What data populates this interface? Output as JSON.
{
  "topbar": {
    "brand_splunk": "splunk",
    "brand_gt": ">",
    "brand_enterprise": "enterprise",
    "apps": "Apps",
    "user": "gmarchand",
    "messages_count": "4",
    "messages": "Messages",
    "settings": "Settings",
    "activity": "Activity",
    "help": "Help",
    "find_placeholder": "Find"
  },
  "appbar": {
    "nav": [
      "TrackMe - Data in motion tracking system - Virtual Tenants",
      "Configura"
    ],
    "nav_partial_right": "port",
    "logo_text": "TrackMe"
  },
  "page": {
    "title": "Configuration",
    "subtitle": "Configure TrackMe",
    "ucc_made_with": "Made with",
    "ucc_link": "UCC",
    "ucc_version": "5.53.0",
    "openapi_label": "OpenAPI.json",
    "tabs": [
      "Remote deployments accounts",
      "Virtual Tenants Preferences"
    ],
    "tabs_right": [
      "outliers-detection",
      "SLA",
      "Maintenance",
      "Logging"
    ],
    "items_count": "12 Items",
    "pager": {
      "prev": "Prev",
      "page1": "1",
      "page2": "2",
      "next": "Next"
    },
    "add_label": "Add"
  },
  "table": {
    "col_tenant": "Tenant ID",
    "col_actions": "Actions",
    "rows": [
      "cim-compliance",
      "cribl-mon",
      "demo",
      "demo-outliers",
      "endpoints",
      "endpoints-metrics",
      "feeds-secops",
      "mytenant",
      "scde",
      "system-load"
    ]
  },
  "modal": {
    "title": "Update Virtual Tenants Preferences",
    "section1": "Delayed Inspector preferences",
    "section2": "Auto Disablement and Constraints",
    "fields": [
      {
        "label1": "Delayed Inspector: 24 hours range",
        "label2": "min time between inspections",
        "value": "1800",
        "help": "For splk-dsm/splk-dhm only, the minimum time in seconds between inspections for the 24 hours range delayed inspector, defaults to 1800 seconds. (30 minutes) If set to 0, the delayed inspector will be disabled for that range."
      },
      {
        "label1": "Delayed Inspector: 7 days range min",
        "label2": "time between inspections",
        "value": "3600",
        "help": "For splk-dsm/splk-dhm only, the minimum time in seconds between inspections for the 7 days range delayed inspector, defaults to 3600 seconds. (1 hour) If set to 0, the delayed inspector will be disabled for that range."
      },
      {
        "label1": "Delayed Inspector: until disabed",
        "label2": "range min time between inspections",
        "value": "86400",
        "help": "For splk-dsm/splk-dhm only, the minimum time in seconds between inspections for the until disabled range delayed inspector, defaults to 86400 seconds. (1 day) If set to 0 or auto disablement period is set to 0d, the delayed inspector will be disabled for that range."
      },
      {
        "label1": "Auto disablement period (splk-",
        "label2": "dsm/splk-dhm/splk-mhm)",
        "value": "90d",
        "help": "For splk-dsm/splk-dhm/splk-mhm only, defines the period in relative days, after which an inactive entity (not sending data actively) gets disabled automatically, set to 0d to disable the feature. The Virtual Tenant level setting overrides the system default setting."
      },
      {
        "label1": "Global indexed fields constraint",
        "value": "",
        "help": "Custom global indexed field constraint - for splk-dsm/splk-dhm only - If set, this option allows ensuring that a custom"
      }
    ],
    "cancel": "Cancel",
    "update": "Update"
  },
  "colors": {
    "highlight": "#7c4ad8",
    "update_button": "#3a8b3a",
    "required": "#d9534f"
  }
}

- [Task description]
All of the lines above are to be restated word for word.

- [Answer to this problem]
What data populates this interface? Output as JSON.
{
  "topbar": {
    "brand_splunk": "splunk",
    "brand_gt": ">",
    "brand_enterprise": "enterprise",
    "apps": "Apps",
    "user": "gmarchand",
    "messages_count": "4",
    "messages": "Messages",
    "settings": "Settings",
    "activity": "Activity",
    "help": "Help",
    "find_placeholder": "Find"
  },
  "appbar": {
    "nav": [
      "TrackMe - Data in motion tracking system - Virtual Tenants",
      "Configura"
    ],
    "nav_partial_right": "port",
    "logo_text": "TrackMe"
  },
  "page": {
    "title": "Configuration",
    "subtitle": "Configure TrackMe",
    "ucc_made_with": "Made with",
    "ucc_link": "UCC",
    "ucc_version": "5.53.0",
    "openapi_label": "OpenAPI.json",
    "tabs": [
      "Remote deployments accounts",
      "Virtual Tenants Preferences"
    ],
    "tabs_right": [
      "outliers-detection",
      "SLA",
      "Maintenance",
      "Logging"
    ],
    "items_count": "12 Items",
    "pager": {
      "prev": "Prev",
      "page1": "1",
      "page2": "2",
      "next": "Next"
    },
    "add_label": "Add"
  },
  "table": {
    "col_tenant": "Tenant ID",
    "col_actions": "Actions",
    "rows": [
      "cim-compliance",
      "cribl-mon",
      "demo",
      "demo-outliers",
      "endpoints",
      "endpoints-metrics",
      "feeds-secops",
      "mytenant",
      "scde",
      "system-load"
    ]
  },
  "modal": {
    "title": "Update Virtual Tenants Preferences",
    "section1": "Delayed Inspector preferences",
    "section2": "Auto Disablement and Constraints",
    "fields": [
      {
        "label1": "Delayed Inspector: 24 hours range",
        "label2": "min time between inspections",
        "value": "1800",
        "help": "For splk-dsm/splk-dhm only, the minimum time in seconds between inspections for the 24 hours range delayed inspector, defaults to 1800 seconds. (30 minutes) If set to 0, the delayed inspector will be disabled for that range."
      },
      {
        "label1": "Delayed Inspector: 7 days range min",
        "label2": "time between inspections",
        "value": "3600",
        "help": "For splk-dsm/splk-dhm only, the minimum time in seconds between inspections for the 7 days range delayed inspector, defaults to 3600 seconds. (1 hour) If set to 0, the delayed inspector will be disabled for that range."
      },
      {
        "label1": "Delayed Inspector: until disabed",
        "label2": "range min time between inspections",
        "value": "86400",
        "help": "For splk-dsm/splk-dhm only, the minimum time in seconds between inspections for the until disabled range delayed inspector, defaults to 86400 seconds. (1 day) If set to 0 or auto disablement period is set to 0d, the delayed inspector will be disabled for that range."
      },
      {
        "label1": "Auto disablement period (splk-",
        "label2": "dsm/splk-dhm/splk-mhm)",
        "value": "90d",
        "help": "For splk-dsm/splk-dhm/splk-mhm only, defines the period in relative days, after which an inactive entity (not sending data actively) gets disabled automatically, set to 0d to disable the feature. The Virtual Tenant level setting overrides the system default setting."
      },
      {
        "label1": "Global indexed fields constraint",
        "value": "",
        "help": "Custom global indexed field constraint - for splk-dsm/splk-dhm only - If set, this option allows ensuring that a custom"
      }
    ],
    "cancel": "Cancel",
    "update": "Update"
  },
  "colors": {
    "highlight": "#7c4ad8",
    "update_button": "#3a8b3a",
    "required": "#d9534f"
  }
}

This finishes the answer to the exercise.